By Staff Sgt. Jim Fisher, 457th Air Expeditionary Group Public Affairs
/ Published March 27, 2003
OPERATION IRAQI FREEDOM (AFPN) -- B-52 Stratofortresses keep rolling down the runway at a deployed location, carrying the fight and firepower to the Iraqi regime.
As the operators and maintainers of the 457th Air Expeditionary Group keep the Buffs flying, having parts and equipment at the ready is critical.
"The relationship between maintenance and supply is very important. We work hand in hand to make the mission happen," said Senior Master Sgt. Bill Bivins, production superintendent for the 5th Expeditionary Maintenance Squadron.
Unlike the setup at home, this flightline supply element is configured for combat.
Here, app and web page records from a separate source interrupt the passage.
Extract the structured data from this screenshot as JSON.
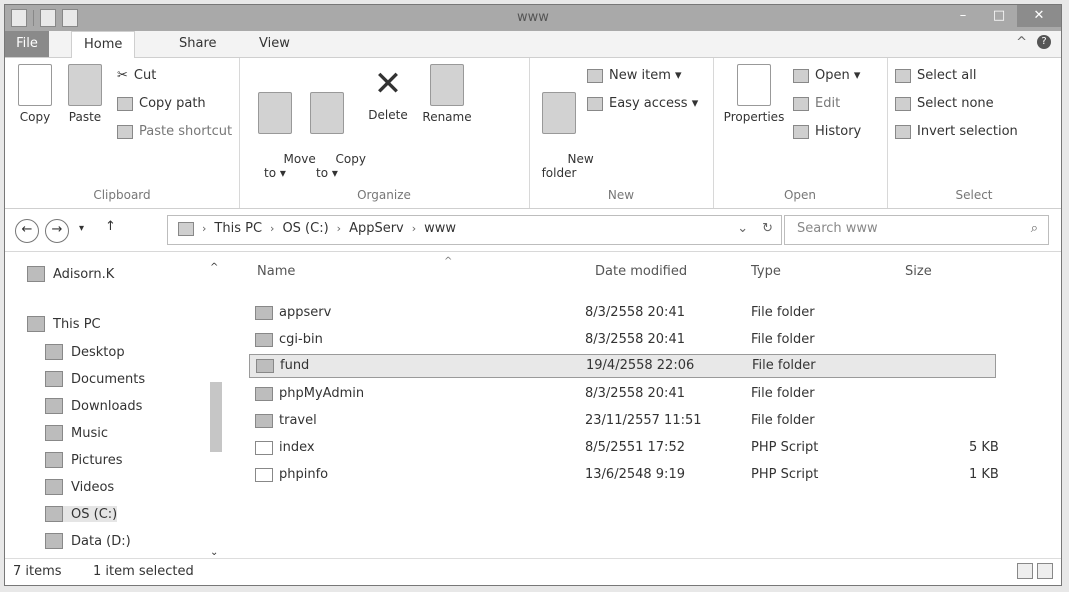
{
  "window": {
    "title": "www"
  },
  "tabs": {
    "file": "File",
    "home": "Home",
    "share": "Share",
    "view": "View"
  },
  "ribbon": {
    "clipboard": {
      "label": "Clipboard",
      "copy": "Copy",
      "paste": "Paste",
      "cut": "Cut",
      "copy_path": "Copy path",
      "paste_shortcut": "Paste shortcut"
    },
    "organize": {
      "label": "Organize",
      "move_to": "Move\nto ▾",
      "copy_to": "Copy\nto ▾",
      "delete": "Delete",
      "rename": "Rename"
    },
    "new": {
      "label": "New",
      "new_folder": "New\nfolder",
      "new_item": "New item ▾",
      "easy_access": "Easy access ▾"
    },
    "open": {
      "label": "Open",
      "properties": "Properties",
      "open": "Open ▾",
      "edit": "Edit",
      "history": "History"
    },
    "select": {
      "label": "Select",
      "select_all": "Select all",
      "select_none": "Select none",
      "invert_selection": "Invert selection"
    }
  },
  "address": {
    "crumbs": [
      "This PC",
      "OS (C:)",
      "AppServ",
      "www"
    ],
    "search_placeholder": "Search www"
  },
  "sidebar": {
    "user": "Adisorn.K",
    "this_pc": "This PC",
    "items": [
      "Desktop",
      "Documents",
      "Downloads",
      "Music",
      "Pictures",
      "Videos",
      "OS (C:)",
      "Data (D:)"
    ]
  },
  "columns": {
    "name": "Name",
    "date": "Date modified",
    "type": "Type",
    "size": "Size"
  },
  "files": [
    {
      "name": "appserv",
      "date": "8/3/2558 20:41",
      "type": "File folder",
      "size": "",
      "icon": "folder-icon"
    },
    {
      "name": "cgi-bin",
      "date": "8/3/2558 20:41",
      "type": "File folder",
      "size": "",
      "icon": "folder-icon"
    },
    {
      "name": "fund",
      "date": "19/4/2558 22:06",
      "type": "File folder",
      "size": "",
      "icon": "folder-icon",
      "selected": true
    },
    {
      "name": "phpMyAdmin",
      "date": "8/3/2558 20:41",
      "type": "File folder",
      "size": "",
      "icon": "folder-icon"
    },
    {
      "name": "travel",
      "date": "23/11/2557 11:51",
      "type": "File folder",
      "size": "",
      "icon": "folder-icon"
    },
    {
      "name": "index",
      "date": "8/5/2551 17:52",
      "type": "PHP Script",
      "size": "5 KB",
      "icon": "php-file-icon"
    },
    {
      "name": "phpinfo",
      "date": "13/6/2548 9:19",
      "type": "PHP Script",
      "size": "1 KB",
      "icon": "php-file-icon"
    }
  ],
  "status": {
    "count": "7 items",
    "selected": "1 item selected"
  }
}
The section is located right in the maintenance complex to get parts to aircraft without delay, according to flightline supply superintendent Master Sgt. Tracie Reece.
"We're right here with them. It makes it easy," she said. "They bring us the (request), it's processed, and the part is on its way to the aircraft -- all within the span of five minutes or less."
The supply section has more than $81 million of inventory ready for the fleet of Buffs deployed here. They replenish the inventory by reaching back to stateside depots or home station for replacements.
There are some parts or equipment not contained in the 1,795-piece inventory, Reece said. Additional items may be ordered direct from the depot. Requirements for aircraft engaged in combat operations, like B-52s, have top priority.
Reece and her comrades have had to stay on top of the in-country delivery process, setting up a supply computer system and making adjustments to accommodate the increasing number of incoming items.
"Getting the ... process rolling took a bit of ironing out, but now it's running great," Reese said. "Every day we find something we can improve on."
The large number of customers is demanding, according to Senior Airman Nichole Howard, one of two combat supply representatives here. A spirit of teamwork and camaraderie has emerged.
"There are 124 maintainers who can order parts and only two of us," Howard said. "They need the parts to keep the aircraft flying. I now see the bigger picture. I see how we have an essential role."
Instead, the availability of parts is immediate, and as the supply lines keep flowing, so do the sorties.